For the listing below, report all lines that hold the word "left".

────

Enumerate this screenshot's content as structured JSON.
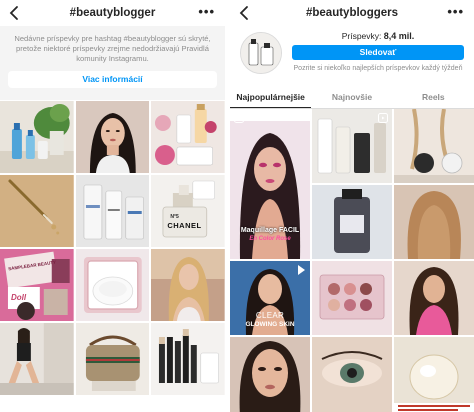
{
  "left": {
    "title": "#beautyblogger",
    "notice": "Nedávne príspevky pre hashtag #beautyblogger sú skryté, pretože niektoré príspevky zrejme nedodržiavajú Pravidlá komunity Instagramu.",
    "info_button": "Viac informácií",
    "tiles": [
      {
        "desc": "skincare bottles and plant"
      },
      {
        "desc": "woman portrait"
      },
      {
        "desc": "makeup products"
      },
      {
        "desc": "serum dropper"
      },
      {
        "desc": "skincare bottles"
      },
      {
        "desc": "chanel perfume"
      },
      {
        "desc": "sample boxes"
      },
      {
        "desc": "cream jar"
      },
      {
        "desc": "blonde woman"
      },
      {
        "desc": "woman sitting"
      },
      {
        "desc": "gucci bag"
      },
      {
        "desc": "brushes"
      }
    ],
    "tile_texts": {
      "chanel": "CHANEL",
      "chanel_no": "N°5",
      "box_text": "SAMPLEBAR BEAUTY",
      "dolls": "Doll"
    }
  },
  "right": {
    "title": "#beautybloggers",
    "posts_label": "Príspevky:",
    "posts_count": "8,4 mil.",
    "follow_button": "Sledovať",
    "follow_note": "Pozrite si niekoľko najlepších príspevkov každý týždeň",
    "tabs": [
      "Najpopulárnejšie",
      "Najnovšie",
      "Reels"
    ],
    "active_tab": 0,
    "captions": {
      "maquillage_line1": "Maquillage FACIL",
      "maquillage_line2": "En Color Rose",
      "clear_line1": "CLEAR",
      "clear_line2": "GLOWING SKIN"
    }
  },
  "colors": {
    "accent": "#0095f6",
    "text": "#262626",
    "muted": "#8e8e8e",
    "notice_bg": "#f4f4f4"
  },
  "icons": [
    "back-arrow-icon",
    "more-options-icon",
    "reels-icon",
    "play-icon"
  ]
}
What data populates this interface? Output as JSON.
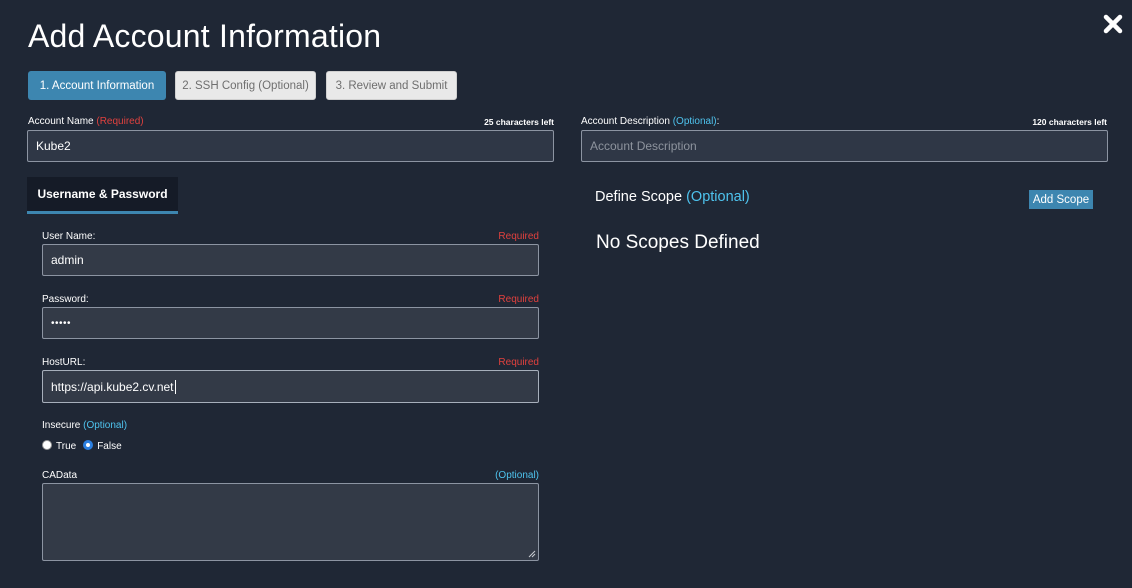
{
  "dialog": {
    "title": "Add Account Information",
    "close_icon": "close-icon"
  },
  "steps": [
    {
      "label": "1. Account Information",
      "active": true
    },
    {
      "label": "2. SSH Config (Optional)",
      "active": false
    },
    {
      "label": "3. Review and Submit",
      "active": false
    }
  ],
  "account_name": {
    "label": "Account Name",
    "required_text": "(Required)",
    "chars_left": "25 characters left",
    "value": "Kube2"
  },
  "account_description": {
    "label": "Account Description",
    "optional_text": "(Optional)",
    "colon": ":",
    "chars_left": "120 characters left",
    "placeholder": "Account Description"
  },
  "auth_tab": {
    "label": "Username & Password"
  },
  "username": {
    "label": "User Name:",
    "required_text": "Required",
    "value": "admin"
  },
  "password": {
    "label": "Password:",
    "required_text": "Required",
    "value": "•••••"
  },
  "hosturl": {
    "label": "HostURL:",
    "required_text": "Required",
    "value": "https://api.kube2.cv.net"
  },
  "insecure": {
    "label": "Insecure",
    "optional_text": "(Optional)",
    "options": [
      {
        "label": "True",
        "selected": false
      },
      {
        "label": "False",
        "selected": true
      }
    ]
  },
  "cadata": {
    "label": "CAData",
    "optional_text": "(Optional)",
    "value": ""
  },
  "scope": {
    "title": "Define Scope",
    "optional_text": "(Optional)",
    "add_button": "Add Scope",
    "empty_message": "No Scopes Defined"
  },
  "colors": {
    "background": "#1f2735",
    "accent": "#3d86b0",
    "required": "#e0413e",
    "optional": "#4ec3ee"
  }
}
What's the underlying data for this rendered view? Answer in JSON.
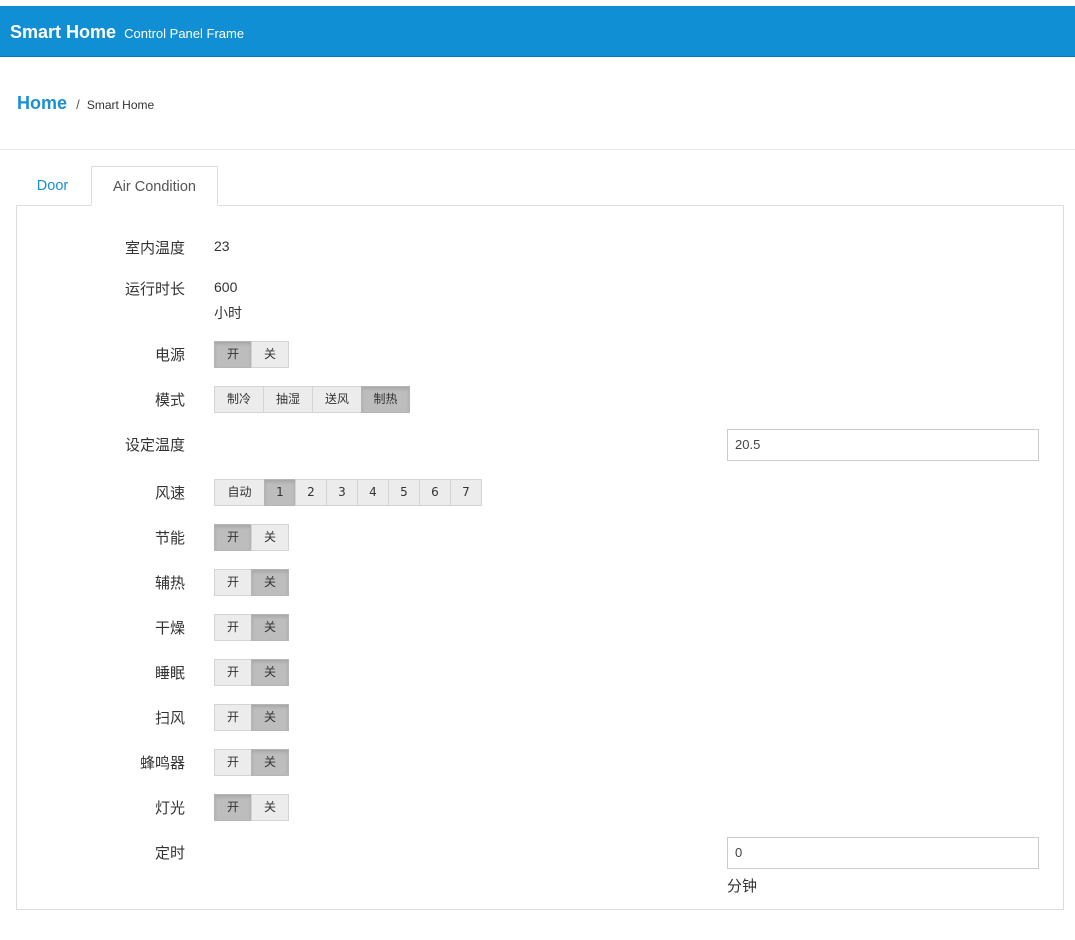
{
  "header": {
    "brand_bold": "Smart Home",
    "brand_sub": "Control Panel Frame"
  },
  "breadcrumb": {
    "home": "Home",
    "separator": "/",
    "current": "Smart Home"
  },
  "tabs": [
    {
      "label": "Door",
      "active": false
    },
    {
      "label": "Air Condition",
      "active": true
    }
  ],
  "ac": {
    "indoor_temp": {
      "label": "室内温度",
      "value": "23"
    },
    "runtime": {
      "label": "运行时长",
      "value": "600",
      "unit": "小时"
    },
    "power": {
      "label": "电源",
      "on": "开",
      "off": "关",
      "selected": "开"
    },
    "mode": {
      "label": "模式",
      "options": [
        "制冷",
        "抽湿",
        "送风",
        "制热"
      ],
      "selected": "制热"
    },
    "set_temp": {
      "label": "设定温度",
      "value": "20.5"
    },
    "fan_speed": {
      "label": "风速",
      "options": [
        "自动",
        "1",
        "2",
        "3",
        "4",
        "5",
        "6",
        "7"
      ],
      "selected": "1"
    },
    "eco": {
      "label": "节能",
      "on": "开",
      "off": "关",
      "selected": "开"
    },
    "aux_heat": {
      "label": "辅热",
      "on": "开",
      "off": "关",
      "selected": "关"
    },
    "dry": {
      "label": "干燥",
      "on": "开",
      "off": "关",
      "selected": "关"
    },
    "sleep": {
      "label": "睡眠",
      "on": "开",
      "off": "关",
      "selected": "关"
    },
    "swing": {
      "label": "扫风",
      "on": "开",
      "off": "关",
      "selected": "关"
    },
    "buzzer": {
      "label": "蜂鸣器",
      "on": "开",
      "off": "关",
      "selected": "关"
    },
    "light": {
      "label": "灯光",
      "on": "开",
      "off": "关",
      "selected": "开"
    },
    "timer": {
      "label": "定时",
      "value": "0",
      "unit": "分钟"
    }
  }
}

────

◆ SOLUTION
  "left": {
    "chars_left": "25 characters left",
    "chars_left": "120 characters left",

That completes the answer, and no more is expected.